━━ The input

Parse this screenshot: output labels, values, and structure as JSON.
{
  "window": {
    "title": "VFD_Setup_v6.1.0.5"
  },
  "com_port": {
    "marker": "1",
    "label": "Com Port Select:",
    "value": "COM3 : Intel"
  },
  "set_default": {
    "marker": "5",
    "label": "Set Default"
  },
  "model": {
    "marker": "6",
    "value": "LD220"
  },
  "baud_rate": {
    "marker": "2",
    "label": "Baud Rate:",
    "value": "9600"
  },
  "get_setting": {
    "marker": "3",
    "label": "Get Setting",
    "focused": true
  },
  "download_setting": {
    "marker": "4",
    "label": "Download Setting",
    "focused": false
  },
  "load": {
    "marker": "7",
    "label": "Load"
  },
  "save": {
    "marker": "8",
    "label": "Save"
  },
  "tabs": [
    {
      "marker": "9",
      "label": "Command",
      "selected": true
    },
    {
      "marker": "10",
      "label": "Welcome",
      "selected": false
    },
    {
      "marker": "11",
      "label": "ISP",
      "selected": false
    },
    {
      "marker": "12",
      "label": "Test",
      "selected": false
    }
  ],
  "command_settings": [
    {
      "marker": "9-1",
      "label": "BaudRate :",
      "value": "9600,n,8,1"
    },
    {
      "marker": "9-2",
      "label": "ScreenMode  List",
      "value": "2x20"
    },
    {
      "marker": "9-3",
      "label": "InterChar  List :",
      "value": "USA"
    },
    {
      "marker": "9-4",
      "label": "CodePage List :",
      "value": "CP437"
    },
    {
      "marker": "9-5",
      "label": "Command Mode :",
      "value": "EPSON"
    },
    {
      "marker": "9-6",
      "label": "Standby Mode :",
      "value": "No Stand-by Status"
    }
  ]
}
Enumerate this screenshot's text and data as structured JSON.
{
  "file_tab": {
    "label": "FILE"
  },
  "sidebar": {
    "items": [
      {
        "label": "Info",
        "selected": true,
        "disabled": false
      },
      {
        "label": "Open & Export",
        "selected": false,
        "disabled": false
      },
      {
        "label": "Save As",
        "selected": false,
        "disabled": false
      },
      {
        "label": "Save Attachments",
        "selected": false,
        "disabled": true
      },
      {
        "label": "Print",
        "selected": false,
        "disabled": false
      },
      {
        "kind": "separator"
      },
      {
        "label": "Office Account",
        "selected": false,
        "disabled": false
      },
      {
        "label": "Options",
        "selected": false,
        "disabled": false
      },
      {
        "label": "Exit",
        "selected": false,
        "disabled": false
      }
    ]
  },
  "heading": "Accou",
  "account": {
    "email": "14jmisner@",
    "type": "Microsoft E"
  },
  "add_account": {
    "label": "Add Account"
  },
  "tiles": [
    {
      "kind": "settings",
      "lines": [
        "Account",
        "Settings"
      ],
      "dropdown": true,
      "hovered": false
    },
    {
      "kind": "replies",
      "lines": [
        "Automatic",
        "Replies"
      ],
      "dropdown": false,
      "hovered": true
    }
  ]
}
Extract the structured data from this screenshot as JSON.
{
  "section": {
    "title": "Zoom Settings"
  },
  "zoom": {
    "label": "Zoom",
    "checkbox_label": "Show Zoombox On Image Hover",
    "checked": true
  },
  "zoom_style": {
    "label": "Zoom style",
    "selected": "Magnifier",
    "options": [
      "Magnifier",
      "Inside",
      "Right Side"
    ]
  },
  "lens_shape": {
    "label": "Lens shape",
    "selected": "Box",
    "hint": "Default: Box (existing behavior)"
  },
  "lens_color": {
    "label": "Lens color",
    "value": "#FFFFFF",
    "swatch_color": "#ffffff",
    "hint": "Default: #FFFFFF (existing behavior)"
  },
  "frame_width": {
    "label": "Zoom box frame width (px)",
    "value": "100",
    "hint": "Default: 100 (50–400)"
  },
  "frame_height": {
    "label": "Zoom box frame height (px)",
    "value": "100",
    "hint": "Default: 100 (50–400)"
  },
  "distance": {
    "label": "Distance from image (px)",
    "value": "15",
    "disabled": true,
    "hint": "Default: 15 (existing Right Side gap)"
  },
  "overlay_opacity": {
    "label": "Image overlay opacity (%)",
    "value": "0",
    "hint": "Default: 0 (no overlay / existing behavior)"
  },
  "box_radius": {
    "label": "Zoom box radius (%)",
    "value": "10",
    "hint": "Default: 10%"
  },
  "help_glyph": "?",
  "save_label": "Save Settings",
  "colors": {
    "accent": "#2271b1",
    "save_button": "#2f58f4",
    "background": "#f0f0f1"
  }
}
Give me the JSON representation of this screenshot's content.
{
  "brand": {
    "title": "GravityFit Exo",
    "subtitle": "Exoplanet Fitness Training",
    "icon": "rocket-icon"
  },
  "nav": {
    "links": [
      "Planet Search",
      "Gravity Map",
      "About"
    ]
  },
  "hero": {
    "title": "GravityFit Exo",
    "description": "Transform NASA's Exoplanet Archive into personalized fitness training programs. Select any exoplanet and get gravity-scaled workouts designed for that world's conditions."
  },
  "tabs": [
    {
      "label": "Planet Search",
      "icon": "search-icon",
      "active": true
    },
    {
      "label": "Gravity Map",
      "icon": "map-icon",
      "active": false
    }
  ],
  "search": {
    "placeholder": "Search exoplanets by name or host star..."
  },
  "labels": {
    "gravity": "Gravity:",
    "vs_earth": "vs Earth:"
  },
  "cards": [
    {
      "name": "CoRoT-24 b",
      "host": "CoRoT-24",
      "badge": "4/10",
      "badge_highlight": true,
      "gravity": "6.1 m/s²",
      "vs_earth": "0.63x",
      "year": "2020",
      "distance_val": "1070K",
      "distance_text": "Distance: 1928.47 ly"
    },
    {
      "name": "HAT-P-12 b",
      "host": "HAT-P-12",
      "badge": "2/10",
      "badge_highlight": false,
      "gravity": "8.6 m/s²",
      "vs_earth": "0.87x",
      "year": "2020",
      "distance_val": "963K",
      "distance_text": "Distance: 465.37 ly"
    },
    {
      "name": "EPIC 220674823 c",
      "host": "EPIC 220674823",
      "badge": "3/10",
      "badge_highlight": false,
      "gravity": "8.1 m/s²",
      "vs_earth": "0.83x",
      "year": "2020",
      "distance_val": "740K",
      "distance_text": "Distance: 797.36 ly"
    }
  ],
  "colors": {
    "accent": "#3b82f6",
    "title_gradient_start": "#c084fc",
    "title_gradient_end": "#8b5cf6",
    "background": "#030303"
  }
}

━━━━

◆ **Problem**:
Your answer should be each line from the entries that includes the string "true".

◆ **Your response**:
    "focused": true
      "selected": true
        "selected": true,
        "disabled": true
      "dropdown": true,
      "hovered": true
    "checked": true
    "disabled": true,
      "active": true
      "badge_highlight": true,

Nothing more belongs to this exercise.